Entries from a dataset of interfaces

+++

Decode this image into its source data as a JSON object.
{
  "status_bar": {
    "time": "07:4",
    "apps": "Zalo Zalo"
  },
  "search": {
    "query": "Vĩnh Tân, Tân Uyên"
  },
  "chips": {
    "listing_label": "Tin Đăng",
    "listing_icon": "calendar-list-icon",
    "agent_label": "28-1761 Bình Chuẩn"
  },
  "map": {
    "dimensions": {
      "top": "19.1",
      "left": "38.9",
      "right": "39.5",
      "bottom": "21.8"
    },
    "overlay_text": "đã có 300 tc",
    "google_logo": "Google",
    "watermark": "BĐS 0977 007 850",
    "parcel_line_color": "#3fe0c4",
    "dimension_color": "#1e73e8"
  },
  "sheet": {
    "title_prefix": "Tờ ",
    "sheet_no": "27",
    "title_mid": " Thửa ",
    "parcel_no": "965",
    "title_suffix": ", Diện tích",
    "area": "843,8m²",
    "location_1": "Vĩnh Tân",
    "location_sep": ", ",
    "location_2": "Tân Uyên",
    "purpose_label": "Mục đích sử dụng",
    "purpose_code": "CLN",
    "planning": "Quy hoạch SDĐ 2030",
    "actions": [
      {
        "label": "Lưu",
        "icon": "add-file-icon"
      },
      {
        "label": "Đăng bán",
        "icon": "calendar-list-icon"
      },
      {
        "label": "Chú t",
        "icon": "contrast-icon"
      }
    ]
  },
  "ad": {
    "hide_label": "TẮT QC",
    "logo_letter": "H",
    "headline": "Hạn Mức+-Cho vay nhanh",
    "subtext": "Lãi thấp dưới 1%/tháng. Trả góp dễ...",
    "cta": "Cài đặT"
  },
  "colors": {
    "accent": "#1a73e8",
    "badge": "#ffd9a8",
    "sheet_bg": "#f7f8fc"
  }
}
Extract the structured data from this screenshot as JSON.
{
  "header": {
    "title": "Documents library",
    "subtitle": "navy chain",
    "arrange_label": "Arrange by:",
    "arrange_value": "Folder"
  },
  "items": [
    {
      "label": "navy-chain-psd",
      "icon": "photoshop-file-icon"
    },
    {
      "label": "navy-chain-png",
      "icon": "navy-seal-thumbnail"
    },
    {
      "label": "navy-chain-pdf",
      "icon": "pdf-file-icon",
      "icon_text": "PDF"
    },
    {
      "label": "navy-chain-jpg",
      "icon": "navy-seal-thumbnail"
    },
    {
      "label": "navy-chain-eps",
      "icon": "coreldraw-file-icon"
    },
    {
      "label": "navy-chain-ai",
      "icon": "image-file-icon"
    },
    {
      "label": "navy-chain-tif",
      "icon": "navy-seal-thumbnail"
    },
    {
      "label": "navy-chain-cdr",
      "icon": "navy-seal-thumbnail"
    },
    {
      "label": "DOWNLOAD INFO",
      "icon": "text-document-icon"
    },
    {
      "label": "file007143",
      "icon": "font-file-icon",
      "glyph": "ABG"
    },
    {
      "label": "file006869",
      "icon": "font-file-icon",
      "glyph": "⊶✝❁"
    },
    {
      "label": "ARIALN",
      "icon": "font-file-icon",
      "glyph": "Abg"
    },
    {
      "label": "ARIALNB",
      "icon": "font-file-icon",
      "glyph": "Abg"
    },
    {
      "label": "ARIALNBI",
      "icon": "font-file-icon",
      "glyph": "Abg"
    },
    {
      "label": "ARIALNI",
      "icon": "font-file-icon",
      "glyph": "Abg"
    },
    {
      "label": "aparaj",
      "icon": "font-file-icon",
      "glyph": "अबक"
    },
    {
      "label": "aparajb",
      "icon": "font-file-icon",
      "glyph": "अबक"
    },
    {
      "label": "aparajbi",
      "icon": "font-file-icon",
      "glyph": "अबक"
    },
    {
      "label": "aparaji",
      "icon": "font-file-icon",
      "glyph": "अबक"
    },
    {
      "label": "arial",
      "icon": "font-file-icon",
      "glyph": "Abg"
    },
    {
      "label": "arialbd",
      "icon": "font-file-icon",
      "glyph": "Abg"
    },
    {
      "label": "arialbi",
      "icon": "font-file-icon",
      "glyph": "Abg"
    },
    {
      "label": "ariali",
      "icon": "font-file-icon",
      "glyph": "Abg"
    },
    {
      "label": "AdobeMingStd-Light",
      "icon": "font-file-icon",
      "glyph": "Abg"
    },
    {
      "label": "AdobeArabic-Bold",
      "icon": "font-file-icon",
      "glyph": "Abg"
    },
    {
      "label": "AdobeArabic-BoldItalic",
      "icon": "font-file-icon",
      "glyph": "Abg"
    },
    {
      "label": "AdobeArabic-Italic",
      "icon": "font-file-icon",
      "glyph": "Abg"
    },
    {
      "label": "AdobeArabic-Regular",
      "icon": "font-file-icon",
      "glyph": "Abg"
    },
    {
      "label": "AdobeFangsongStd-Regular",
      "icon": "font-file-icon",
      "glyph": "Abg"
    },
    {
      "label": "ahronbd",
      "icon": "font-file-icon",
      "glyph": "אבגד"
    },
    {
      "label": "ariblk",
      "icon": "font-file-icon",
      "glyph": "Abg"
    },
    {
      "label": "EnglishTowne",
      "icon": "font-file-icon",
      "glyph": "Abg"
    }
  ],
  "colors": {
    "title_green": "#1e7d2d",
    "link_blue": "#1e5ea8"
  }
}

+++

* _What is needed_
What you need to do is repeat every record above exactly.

* _Answer box_
Decode this image into its source data as a JSON object.
{
  "status_bar": {
    "time": "07:4",
    "apps": "Zalo Zalo"
  },
  "search": {
    "query": "Vĩnh Tân, Tân Uyên"
  },
  "chips": {
    "listing_label": "Tin Đăng",
    "listing_icon": "calendar-list-icon",
    "agent_label": "28-1761 Bình Chuẩn"
  },
  "map": {
    "dimensions": {
      "top": "19.1",
      "left": "38.9",
      "right": "39.5",
      "bottom": "21.8"
    },
    "overlay_text": "đã có 300 tc",
    "google_logo": "Google",
    "watermark": "BĐS 0977 007 850",
    "parcel_line_color": "#3fe0c4",
    "dimension_color": "#1e73e8"
  },
  "sheet": {
    "title_prefix": "Tờ ",
    "sheet_no": "27",
    "title_mid": " Thửa ",
    "parcel_no": "965",
    "title_suffix": ", Diện tích",
    "area": "843,8m²",
    "location_1": "Vĩnh Tân",
    "location_sep": ", ",
    "location_2": "Tân Uyên",
    "purpose_label": "Mục đích sử dụng",
    "purpose_code": "CLN",
    "planning": "Quy hoạch SDĐ 2030",
    "actions": [
      {
        "label": "Lưu",
        "icon": "add-file-icon"
      },
      {
        "label": "Đăng bán",
        "icon": "calendar-list-icon"
      },
      {
        "label": "Chú t",
        "icon": "contrast-icon"
      }
    ]
  },
  "ad": {
    "hide_label": "TẮT QC",
    "logo_letter": "H",
    "headline": "Hạn Mức+-Cho vay nhanh",
    "subtext": "Lãi thấp dưới 1%/tháng. Trả góp dễ...",
    "cta": "Cài đặT"
  },
  "colors": {
    "accent": "#1a73e8",
    "badge": "#ffd9a8",
    "sheet_bg": "#f7f8fc"
  }
}
Extract the structured data from this screenshot as JSON.
{
  "header": {
    "title": "Documents library",
    "subtitle": "navy chain",
    "arrange_label": "Arrange by:",
    "arrange_value": "Folder"
  },
  "items": [
    {
      "label": "navy-chain-psd",
      "icon": "photoshop-file-icon"
    },
    {
      "label": "navy-chain-png",
      "icon": "navy-seal-thumbnail"
    },
    {
      "label": "navy-chain-pdf",
      "icon": "pdf-file-icon",
      "icon_text": "PDF"
    },
    {
      "label": "navy-chain-jpg",
      "icon": "navy-seal-thumbnail"
    },
    {
      "label": "navy-chain-eps",
      "icon": "coreldraw-file-icon"
    },
    {
      "label": "navy-chain-ai",
      "icon": "image-file-icon"
    },
    {
      "label": "navy-chain-tif",
      "icon": "navy-seal-thumbnail"
    },
    {
      "label": "navy-chain-cdr",
      "icon": "navy-seal-thumbnail"
    },
    {
      "label": "DOWNLOAD INFO",
      "icon": "text-document-icon"
    },
    {
      "label": "file007143",
      "icon": "font-file-icon",
      "glyph": "ABG"
    },
    {
      "label": "file006869",
      "icon": "font-file-icon",
      "glyph": "⊶✝❁"
    },
    {
      "label": "ARIALN",
      "icon": "font-file-icon",
      "glyph": "Abg"
    },
    {
      "label": "ARIALNB",
      "icon": "font-file-icon",
      "glyph": "Abg"
    },
    {
      "label": "ARIALNBI",
      "icon": "font-file-icon",
      "glyph": "Abg"
    },
    {
      "label": "ARIALNI",
      "icon": "font-file-icon",
      "glyph": "Abg"
    },
    {
      "label": "aparaj",
      "icon": "font-file-icon",
      "glyph": "अबक"
    },
    {
      "label": "aparajb",
      "icon": "font-file-icon",
      "glyph": "अबक"
    },
    {
      "label": "aparajbi",
      "icon": "font-file-icon",
      "glyph": "अबक"
    },
    {
      "label": "aparaji",
      "icon": "font-file-icon",
      "glyph": "अबक"
    },
    {
      "label": "arial",
      "icon": "font-file-icon",
      "glyph": "Abg"
    },
    {
      "label": "arialbd",
      "icon": "font-file-icon",
      "glyph": "Abg"
    },
    {
      "label": "arialbi",
      "icon": "font-file-icon",
      "glyph": "Abg"
    },
    {
      "label": "ariali",
      "icon": "font-file-icon",
      "glyph": "Abg"
    },
    {
      "label": "AdobeMingStd-Light",
      "icon": "font-file-icon",
      "glyph": "Abg"
    },
    {
      "label": "AdobeArabic-Bold",
      "icon": "font-file-icon",
      "glyph": "Abg"
    },
    {
      "label": "AdobeArabic-BoldItalic",
      "icon": "font-file-icon",
      "glyph": "Abg"
    },
    {
      "label": "AdobeArabic-Italic",
      "icon": "font-file-icon",
      "glyph": "Abg"
    },
    {
      "label": "AdobeArabic-Regular",
      "icon": "font-file-icon",
      "glyph": "Abg"
    },
    {
      "label": "AdobeFangsongStd-Regular",
      "icon": "font-file-icon",
      "glyph": "Abg"
    },
    {
      "label": "ahronbd",
      "icon": "font-file-icon",
      "glyph": "אבגד"
    },
    {
      "label": "ariblk",
      "icon": "font-file-icon",
      "glyph": "Abg"
    },
    {
      "label": "EnglishTowne",
      "icon": "font-file-icon",
      "glyph": "Abg"
    }
  ],
  "colors": {
    "title_green": "#1e7d2d",
    "link_blue": "#1e5ea8"
  }
}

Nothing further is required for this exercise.